▸ Try it
Find each line of the entries with the string "call", please, and copy it.

[Interface dataset entries]

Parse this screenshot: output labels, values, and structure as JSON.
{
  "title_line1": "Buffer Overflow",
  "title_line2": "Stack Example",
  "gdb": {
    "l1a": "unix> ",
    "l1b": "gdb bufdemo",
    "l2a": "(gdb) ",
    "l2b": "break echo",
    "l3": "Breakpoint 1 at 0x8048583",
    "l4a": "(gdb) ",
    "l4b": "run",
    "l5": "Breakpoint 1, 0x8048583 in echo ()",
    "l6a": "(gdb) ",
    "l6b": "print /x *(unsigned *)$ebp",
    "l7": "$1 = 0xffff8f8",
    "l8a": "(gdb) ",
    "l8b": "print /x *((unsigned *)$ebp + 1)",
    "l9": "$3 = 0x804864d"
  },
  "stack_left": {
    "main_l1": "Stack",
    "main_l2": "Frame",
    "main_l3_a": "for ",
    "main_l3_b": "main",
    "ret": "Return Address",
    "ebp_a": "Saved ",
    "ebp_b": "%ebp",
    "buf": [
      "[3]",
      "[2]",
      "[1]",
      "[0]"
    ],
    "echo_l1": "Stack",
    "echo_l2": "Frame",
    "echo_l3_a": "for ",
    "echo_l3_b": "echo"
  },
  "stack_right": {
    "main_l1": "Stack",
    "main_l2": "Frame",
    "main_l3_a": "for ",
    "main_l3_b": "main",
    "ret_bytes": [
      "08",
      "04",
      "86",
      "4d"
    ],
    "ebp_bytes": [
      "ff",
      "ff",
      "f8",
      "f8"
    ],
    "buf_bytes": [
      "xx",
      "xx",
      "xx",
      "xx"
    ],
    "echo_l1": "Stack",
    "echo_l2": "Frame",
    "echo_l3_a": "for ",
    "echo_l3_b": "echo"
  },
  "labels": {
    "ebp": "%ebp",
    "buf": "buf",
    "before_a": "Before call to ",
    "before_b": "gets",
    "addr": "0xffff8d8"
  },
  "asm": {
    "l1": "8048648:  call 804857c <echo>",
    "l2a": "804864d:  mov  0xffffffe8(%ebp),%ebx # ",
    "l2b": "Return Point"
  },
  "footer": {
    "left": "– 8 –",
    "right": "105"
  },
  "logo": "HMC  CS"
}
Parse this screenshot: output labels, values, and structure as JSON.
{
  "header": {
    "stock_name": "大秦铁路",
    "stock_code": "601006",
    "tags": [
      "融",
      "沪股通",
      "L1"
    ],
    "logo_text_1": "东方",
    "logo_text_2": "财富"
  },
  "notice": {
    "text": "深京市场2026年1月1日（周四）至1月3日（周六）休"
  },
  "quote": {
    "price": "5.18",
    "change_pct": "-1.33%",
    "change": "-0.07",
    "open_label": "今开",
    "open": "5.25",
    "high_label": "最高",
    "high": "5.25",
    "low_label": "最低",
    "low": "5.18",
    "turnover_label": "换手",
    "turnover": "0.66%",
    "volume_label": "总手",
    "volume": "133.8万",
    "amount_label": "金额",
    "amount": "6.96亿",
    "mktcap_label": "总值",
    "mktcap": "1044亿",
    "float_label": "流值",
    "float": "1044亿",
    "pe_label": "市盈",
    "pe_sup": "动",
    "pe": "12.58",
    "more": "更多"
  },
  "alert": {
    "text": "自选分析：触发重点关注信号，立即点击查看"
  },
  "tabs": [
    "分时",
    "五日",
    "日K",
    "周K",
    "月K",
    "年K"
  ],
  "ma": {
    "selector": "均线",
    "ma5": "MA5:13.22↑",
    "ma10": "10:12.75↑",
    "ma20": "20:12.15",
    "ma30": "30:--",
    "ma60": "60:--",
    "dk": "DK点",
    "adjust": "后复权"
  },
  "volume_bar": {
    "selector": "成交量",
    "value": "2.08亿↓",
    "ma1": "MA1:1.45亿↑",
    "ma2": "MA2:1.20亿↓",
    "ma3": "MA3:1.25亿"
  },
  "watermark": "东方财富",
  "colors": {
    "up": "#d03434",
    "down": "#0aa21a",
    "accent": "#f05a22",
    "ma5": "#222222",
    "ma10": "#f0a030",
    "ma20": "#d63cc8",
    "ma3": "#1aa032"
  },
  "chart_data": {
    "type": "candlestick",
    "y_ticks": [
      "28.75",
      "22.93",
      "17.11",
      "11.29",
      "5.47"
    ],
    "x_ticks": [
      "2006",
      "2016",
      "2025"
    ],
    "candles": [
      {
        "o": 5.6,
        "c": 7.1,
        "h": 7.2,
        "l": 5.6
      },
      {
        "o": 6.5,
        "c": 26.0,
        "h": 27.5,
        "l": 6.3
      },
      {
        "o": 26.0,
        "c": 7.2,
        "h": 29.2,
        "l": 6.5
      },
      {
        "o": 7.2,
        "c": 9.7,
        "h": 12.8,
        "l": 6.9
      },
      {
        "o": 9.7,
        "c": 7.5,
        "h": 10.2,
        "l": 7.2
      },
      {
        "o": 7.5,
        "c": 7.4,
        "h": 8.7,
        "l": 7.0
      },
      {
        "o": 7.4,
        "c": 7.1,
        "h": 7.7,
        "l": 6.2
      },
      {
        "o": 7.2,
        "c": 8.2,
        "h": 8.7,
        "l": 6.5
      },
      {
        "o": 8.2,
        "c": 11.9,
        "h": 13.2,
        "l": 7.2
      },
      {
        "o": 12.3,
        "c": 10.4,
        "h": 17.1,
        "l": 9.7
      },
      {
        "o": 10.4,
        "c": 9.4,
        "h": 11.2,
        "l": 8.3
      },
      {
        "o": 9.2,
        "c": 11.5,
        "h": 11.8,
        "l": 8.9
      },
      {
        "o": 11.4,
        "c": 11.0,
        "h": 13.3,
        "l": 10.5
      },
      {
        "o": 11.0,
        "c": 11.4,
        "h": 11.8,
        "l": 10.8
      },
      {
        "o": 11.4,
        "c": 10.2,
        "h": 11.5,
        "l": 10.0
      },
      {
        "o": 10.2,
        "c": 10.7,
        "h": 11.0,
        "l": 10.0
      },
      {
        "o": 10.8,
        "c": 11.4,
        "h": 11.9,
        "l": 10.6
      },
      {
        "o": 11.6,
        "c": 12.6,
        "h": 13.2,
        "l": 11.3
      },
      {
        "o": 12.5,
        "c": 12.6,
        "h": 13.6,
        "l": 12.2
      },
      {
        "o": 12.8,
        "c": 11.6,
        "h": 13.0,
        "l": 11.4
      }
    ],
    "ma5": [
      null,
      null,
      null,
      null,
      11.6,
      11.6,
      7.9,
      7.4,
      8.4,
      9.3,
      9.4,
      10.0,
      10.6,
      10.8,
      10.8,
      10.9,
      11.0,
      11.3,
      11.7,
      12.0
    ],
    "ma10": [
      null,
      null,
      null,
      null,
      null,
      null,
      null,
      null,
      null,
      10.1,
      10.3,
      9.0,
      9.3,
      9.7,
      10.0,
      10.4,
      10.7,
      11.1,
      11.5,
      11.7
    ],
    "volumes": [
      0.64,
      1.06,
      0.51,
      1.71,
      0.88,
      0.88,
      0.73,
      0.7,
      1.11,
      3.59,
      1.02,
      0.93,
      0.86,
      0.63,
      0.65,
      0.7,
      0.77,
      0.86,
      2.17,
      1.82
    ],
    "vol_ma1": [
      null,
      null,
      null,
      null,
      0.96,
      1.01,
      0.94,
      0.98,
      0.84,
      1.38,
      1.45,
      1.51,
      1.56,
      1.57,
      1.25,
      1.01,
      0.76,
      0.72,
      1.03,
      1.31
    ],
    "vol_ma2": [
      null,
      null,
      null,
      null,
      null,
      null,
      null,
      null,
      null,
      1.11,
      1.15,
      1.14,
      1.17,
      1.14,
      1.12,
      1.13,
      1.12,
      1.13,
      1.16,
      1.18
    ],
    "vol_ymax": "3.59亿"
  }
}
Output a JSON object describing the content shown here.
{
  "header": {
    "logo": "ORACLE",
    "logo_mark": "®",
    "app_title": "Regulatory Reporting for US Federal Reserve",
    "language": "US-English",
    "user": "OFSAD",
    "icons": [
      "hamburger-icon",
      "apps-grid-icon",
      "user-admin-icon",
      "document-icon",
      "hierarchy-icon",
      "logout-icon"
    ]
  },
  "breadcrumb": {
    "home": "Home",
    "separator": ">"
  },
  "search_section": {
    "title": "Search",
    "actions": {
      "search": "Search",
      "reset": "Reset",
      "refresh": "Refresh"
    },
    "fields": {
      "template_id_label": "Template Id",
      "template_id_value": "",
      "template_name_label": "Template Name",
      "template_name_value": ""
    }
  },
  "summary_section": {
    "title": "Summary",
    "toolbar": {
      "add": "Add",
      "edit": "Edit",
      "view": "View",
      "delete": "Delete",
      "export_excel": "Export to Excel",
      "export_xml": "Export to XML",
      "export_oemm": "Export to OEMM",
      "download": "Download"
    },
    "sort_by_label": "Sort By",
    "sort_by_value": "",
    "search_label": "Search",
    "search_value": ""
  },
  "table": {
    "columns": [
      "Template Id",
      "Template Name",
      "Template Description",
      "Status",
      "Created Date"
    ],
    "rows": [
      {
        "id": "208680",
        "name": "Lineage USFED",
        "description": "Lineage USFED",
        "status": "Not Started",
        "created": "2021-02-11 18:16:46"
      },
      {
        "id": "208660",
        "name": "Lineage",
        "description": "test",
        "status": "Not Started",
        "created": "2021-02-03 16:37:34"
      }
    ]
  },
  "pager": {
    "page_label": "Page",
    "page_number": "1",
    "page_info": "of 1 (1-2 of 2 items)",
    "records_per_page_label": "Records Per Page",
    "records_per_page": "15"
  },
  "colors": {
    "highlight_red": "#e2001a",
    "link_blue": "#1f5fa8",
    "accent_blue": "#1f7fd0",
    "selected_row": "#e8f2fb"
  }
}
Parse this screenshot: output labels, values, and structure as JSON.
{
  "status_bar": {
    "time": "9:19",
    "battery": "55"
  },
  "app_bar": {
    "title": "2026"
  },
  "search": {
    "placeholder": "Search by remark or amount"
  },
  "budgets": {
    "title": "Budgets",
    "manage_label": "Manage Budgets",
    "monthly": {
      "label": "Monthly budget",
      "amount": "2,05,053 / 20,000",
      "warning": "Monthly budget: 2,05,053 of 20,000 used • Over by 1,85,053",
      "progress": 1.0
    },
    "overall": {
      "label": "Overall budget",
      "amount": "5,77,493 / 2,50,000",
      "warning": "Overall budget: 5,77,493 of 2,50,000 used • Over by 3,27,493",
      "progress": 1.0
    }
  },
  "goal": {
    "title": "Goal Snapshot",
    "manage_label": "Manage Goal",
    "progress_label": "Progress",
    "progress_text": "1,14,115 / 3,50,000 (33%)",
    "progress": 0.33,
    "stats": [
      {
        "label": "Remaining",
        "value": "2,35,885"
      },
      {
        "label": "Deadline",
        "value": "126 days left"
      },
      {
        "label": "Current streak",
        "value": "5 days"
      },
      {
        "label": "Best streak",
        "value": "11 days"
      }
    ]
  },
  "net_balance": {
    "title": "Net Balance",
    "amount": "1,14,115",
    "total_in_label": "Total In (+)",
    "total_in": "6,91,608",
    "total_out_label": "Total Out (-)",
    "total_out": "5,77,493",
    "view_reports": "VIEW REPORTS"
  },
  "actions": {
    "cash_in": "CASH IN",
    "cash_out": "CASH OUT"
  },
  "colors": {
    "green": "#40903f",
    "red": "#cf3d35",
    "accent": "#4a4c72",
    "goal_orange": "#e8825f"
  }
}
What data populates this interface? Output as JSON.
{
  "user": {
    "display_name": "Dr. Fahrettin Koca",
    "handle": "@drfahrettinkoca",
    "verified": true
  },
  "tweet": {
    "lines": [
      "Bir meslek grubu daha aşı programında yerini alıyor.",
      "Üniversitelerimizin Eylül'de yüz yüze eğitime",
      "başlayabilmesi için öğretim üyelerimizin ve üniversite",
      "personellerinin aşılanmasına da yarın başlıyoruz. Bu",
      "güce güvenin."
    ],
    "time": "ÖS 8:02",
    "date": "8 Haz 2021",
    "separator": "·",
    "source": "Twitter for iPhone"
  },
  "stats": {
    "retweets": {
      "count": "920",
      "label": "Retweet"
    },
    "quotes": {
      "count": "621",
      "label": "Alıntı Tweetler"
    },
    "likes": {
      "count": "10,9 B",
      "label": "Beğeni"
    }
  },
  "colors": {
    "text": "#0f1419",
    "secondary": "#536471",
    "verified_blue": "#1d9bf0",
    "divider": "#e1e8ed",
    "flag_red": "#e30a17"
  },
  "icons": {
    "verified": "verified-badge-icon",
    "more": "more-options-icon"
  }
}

▸ Task response
    "before_a": "Before call to ",
    "l1": "8048648:  call 804857c <echo>",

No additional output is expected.